Westfield recently ran a competition on their Facebook page to give away $10,000 worth of shopping vouchers. What caught my eye was it’s spin on the regular giveaway format. The “Show us the likes, we’ll show you the money” competition was pretty self-explanatory. Every new like added $1 to the prize pool and entered the visitor to win the total amount. The normal concept of a competition actually discourages organic sharing – afterall you want to win – the less people entered the greater your personal chance. In this case, the more of your friends that enter the greater the prize value.
The current number of likes appeared in the clothing so you could see what you could win, no cap was mentioned so their was a feeling that this go keep rising. Unfortunately the competition just closed at 10,000 likes.
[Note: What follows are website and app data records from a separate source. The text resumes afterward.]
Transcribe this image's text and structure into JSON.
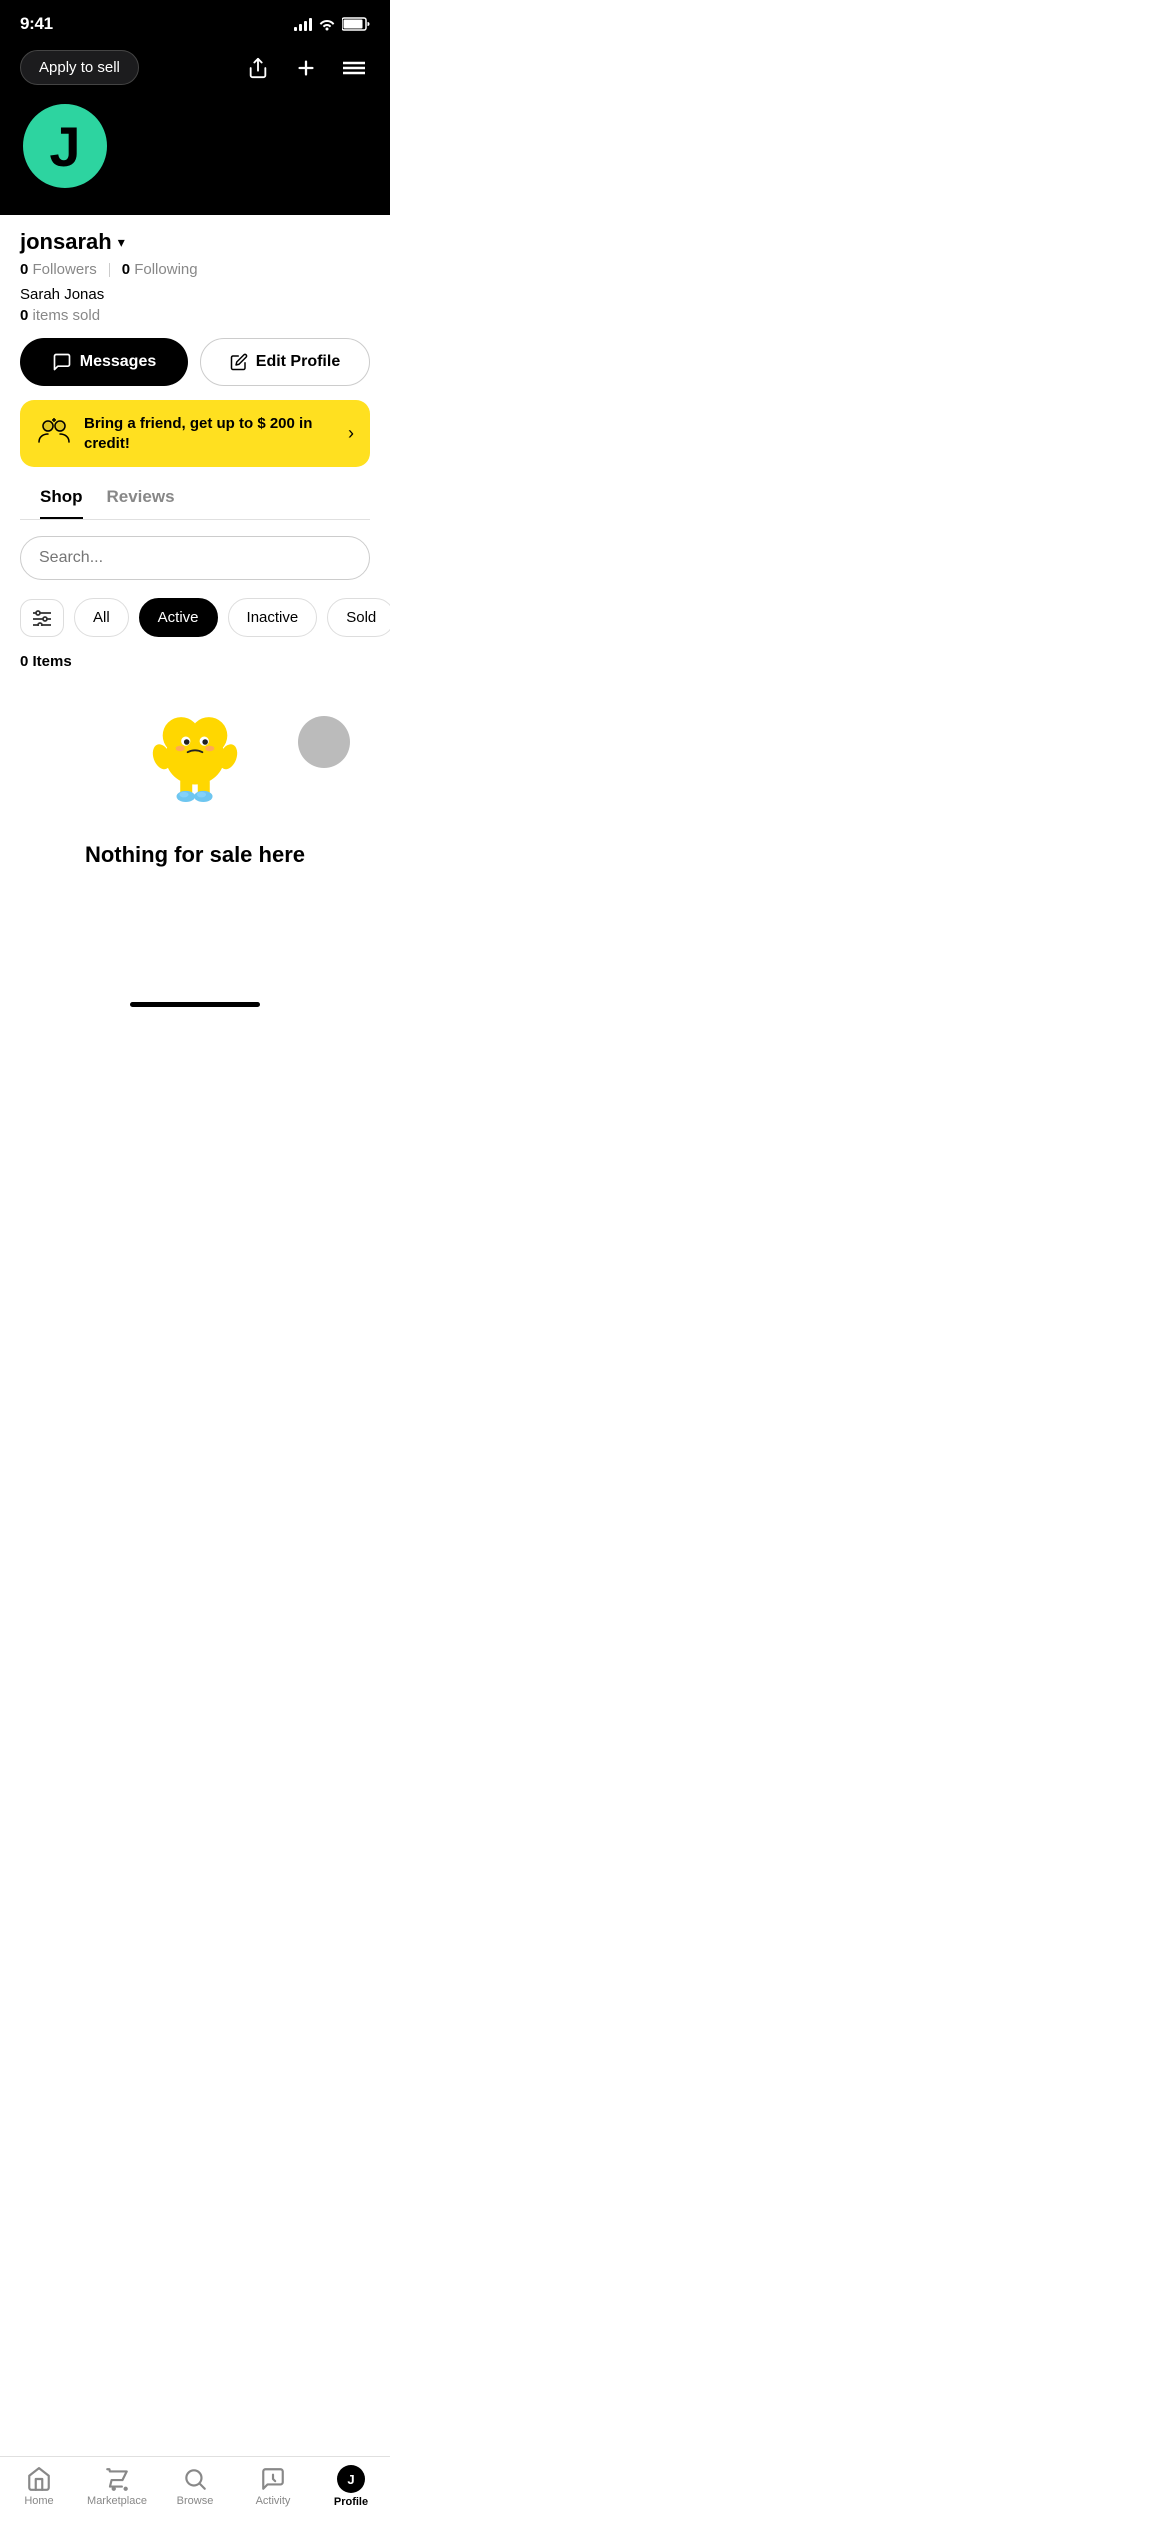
{
  "statusBar": {
    "time": "9:41"
  },
  "header": {
    "applyBtn": "Apply to sell"
  },
  "profile": {
    "avatarLetter": "J",
    "username": "jonsarah",
    "followersCount": "0",
    "followersLabel": "Followers",
    "followingCount": "0",
    "followingLabel": "Following",
    "realName": "Sarah Jonas",
    "itemsSoldCount": "0",
    "itemsSoldLabel": "items sold"
  },
  "buttons": {
    "messages": "Messages",
    "editProfile": "Edit Profile"
  },
  "referral": {
    "text": "Bring a friend, get up to $ 200 in credit!"
  },
  "tabs": [
    {
      "label": "Shop",
      "active": true
    },
    {
      "label": "Reviews",
      "active": false
    }
  ],
  "search": {
    "placeholder": "Search..."
  },
  "filters": [
    {
      "label": "All",
      "active": false
    },
    {
      "label": "Active",
      "active": true
    },
    {
      "label": "Inactive",
      "active": false
    },
    {
      "label": "Sold",
      "active": false
    }
  ],
  "itemsCount": "0 Items",
  "emptyState": {
    "title": "Nothing for sale here"
  },
  "bottomNav": [
    {
      "label": "Home",
      "active": false,
      "icon": "🏠"
    },
    {
      "label": "Marketplace",
      "active": false,
      "icon": "🏪"
    },
    {
      "label": "Browse",
      "active": false,
      "icon": "🔍"
    },
    {
      "label": "Activity",
      "active": false,
      "icon": "💬"
    },
    {
      "label": "Profile",
      "active": true,
      "icon": "👤"
    }
  ]
}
When I first saw this yesterday the page had around 5k likes – so they have at least doubled their previous likes very quickly through this promotion.
The competition is really simple – no entry form to be completed – just click “like”. This did make me wonder though, even though this is housed on an app does the “like to enter” model breach Facebook’s compeititon rules? [Update: unfortunately yes this model does break Facebook’s competition rules]
So what do you think – is $1 a good price for a “like”?
A quick look at online information available estimates the cost of one like from $1 (The Next Web) up to $3.50 (Panorama) meaning this actually might be a cost effective approach – but will this engagement last past this giveaway?